For example, each player pays a fee to the FA for every yellow and red card received, will that money be returned given that the record of those yellow and red cards being handed out will be expunged?
There are many clubs that were almost set for promotion, such as Sunderland Ladies who were 11 points clear at the top of the National League’s Northern Premier Division, with a game in hand, and had just about secured a spot in the Championship.
Despite the disappointment, Sunderland accepted the sudden finish to their season and now start to look forward.
— Sunderland AFC (@SunderlandAFC) March 26, 2020
Barnsley Women’s FC who play in Division 1 North of the National League were tied for first place with Leeds United on 38 points, but with three games remaining Barnsley looked set for promotion into the Premier Division.
The club released a statement accusing the FA of discriminating against women’s football since the men’s pyramid only suffered the same fate in tiers below the National League.
This argument can be controversial as the men’s National League has fully professional and semi-professional clubs, where the women’s Championship clubs are majority just semi-professional, much less lower tiers.
📝 | Club Statement.
“The discrimination against women by the FA is even worse than we realised when we urgently issued our Press Release yesterday.”
— Barnsley Women’s Football Club (@BarnsleyWFC) March 27, 2020
Maidstone United Women’s first team and development team where both set for promotion into South East Counties Womens League premier division and Kent division 1.
Both teams have an unbeaten season and a +96 goal difference between them.

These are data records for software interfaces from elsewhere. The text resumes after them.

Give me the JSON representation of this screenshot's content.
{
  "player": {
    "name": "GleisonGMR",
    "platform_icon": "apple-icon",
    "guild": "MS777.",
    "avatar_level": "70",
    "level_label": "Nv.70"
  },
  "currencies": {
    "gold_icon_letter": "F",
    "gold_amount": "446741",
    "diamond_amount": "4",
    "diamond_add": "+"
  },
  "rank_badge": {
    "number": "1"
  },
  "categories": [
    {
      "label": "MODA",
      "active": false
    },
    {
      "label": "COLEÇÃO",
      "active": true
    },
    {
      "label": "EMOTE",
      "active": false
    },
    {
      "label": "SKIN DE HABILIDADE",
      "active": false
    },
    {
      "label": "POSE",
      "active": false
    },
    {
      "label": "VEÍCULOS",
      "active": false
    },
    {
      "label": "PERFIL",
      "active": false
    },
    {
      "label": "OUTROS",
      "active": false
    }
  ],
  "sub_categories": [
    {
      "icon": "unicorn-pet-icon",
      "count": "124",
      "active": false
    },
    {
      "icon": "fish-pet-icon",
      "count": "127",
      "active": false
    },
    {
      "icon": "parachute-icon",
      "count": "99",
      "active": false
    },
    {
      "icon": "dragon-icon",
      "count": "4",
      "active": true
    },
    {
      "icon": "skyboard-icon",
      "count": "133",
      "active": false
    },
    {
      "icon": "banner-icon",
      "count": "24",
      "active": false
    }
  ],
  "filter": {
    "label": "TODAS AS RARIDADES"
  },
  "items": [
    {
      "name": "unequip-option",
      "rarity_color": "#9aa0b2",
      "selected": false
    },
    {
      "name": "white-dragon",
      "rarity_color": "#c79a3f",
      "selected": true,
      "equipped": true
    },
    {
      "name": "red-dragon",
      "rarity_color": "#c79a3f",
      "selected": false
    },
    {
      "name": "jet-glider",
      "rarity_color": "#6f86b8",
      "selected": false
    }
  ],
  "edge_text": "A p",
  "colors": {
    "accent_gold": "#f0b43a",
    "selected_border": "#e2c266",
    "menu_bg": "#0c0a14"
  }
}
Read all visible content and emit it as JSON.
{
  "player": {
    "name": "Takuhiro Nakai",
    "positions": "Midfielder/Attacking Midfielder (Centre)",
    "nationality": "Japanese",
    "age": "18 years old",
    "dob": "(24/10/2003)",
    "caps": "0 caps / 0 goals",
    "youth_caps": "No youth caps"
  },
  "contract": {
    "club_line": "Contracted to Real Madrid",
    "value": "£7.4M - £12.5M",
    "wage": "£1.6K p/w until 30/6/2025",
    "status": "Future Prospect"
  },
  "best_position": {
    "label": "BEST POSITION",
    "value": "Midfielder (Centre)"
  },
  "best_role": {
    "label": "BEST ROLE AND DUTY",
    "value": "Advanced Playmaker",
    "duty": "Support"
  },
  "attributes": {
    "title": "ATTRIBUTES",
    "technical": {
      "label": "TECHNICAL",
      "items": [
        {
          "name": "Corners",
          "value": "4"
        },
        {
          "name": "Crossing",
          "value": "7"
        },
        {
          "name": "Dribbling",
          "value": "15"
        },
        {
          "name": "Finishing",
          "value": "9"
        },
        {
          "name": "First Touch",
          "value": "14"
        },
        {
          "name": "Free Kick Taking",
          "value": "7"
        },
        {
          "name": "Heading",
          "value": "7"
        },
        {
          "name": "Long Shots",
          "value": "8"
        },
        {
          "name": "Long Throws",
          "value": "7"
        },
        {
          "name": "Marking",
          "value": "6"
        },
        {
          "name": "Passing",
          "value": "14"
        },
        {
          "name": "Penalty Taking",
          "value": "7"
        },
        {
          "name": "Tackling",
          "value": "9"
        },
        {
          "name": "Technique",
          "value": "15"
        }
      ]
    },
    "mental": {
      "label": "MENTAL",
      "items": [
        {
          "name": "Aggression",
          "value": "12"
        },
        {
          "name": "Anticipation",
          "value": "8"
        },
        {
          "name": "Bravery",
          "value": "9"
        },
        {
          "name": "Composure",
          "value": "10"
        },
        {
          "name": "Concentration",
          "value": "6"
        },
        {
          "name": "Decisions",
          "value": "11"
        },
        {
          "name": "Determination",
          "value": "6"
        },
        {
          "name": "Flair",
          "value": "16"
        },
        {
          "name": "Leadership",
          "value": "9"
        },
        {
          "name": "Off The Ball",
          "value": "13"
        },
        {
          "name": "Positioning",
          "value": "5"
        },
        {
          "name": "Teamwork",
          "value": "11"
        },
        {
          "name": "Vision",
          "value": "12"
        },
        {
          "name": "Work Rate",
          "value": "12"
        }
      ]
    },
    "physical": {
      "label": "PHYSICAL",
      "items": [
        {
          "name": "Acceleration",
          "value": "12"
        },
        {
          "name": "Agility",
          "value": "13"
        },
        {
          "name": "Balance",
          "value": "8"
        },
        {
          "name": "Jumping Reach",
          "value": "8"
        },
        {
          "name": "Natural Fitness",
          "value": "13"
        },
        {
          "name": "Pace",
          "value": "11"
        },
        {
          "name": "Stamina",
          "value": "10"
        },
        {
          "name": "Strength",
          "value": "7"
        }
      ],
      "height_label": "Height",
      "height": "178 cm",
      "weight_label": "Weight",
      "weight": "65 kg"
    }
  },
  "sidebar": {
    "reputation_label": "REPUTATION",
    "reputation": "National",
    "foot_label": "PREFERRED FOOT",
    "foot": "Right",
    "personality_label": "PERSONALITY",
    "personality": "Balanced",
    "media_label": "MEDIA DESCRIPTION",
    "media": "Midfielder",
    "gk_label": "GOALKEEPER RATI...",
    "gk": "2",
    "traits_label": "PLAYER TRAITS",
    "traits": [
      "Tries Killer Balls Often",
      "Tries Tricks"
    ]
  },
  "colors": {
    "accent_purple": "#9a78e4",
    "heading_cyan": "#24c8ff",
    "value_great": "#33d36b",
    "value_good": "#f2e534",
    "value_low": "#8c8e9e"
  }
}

With a lot of clubs taking this news bitterly, it seemed as if most leagues could have come to a better solution to promote and regulate clubs given that over half the season was already played.
Of course there are bigger matters to deal with than just lower tier football, but this decision perhaps negatively affected a lot more people than the FA realised.
With the season now expunged, “this will allow the game to move forward and to commence planning for next season,” as encouraged by the association.
FAWSL and FA Women’s Championship
The FAWSL and FA Championship’s fate has yet to be decided. The FA is set on finishing both season’s, but wants the season to be done by early August.
The FA stated in a press conference held the day after they announced that the lower tiers were being expunged, that this is not the preferred choice of the top two tiers.
For the moment there will be no play at least until May, but it is likely that this will be further delayed.
WSL clubs are determined to finish this campaign as soon as it’s safe to do so.
The title and two champions league spots are long from being secured.
Manchester City are currently at the summit with just a one point lead over Chelsea and four points clear of Arsenal, though both have a game in hand over the leaders.
The relegation battle is no where near settled either.
Liverpool currently sit at the bottom. One point off from Birmingham City and three from Bristol City.
In the Championship, Aston Villa are six points clear in first ahead of Sheffield United.
For the financially struggling clubs of these leagues there will be no support available as reported by the Guardian.
Clubs must be ready to pay players until there has been a decision on the league, these women simply cannot afford to waive their salaries as the likes of Juventus men did.
A decision is being awaited by players, fans and clubs.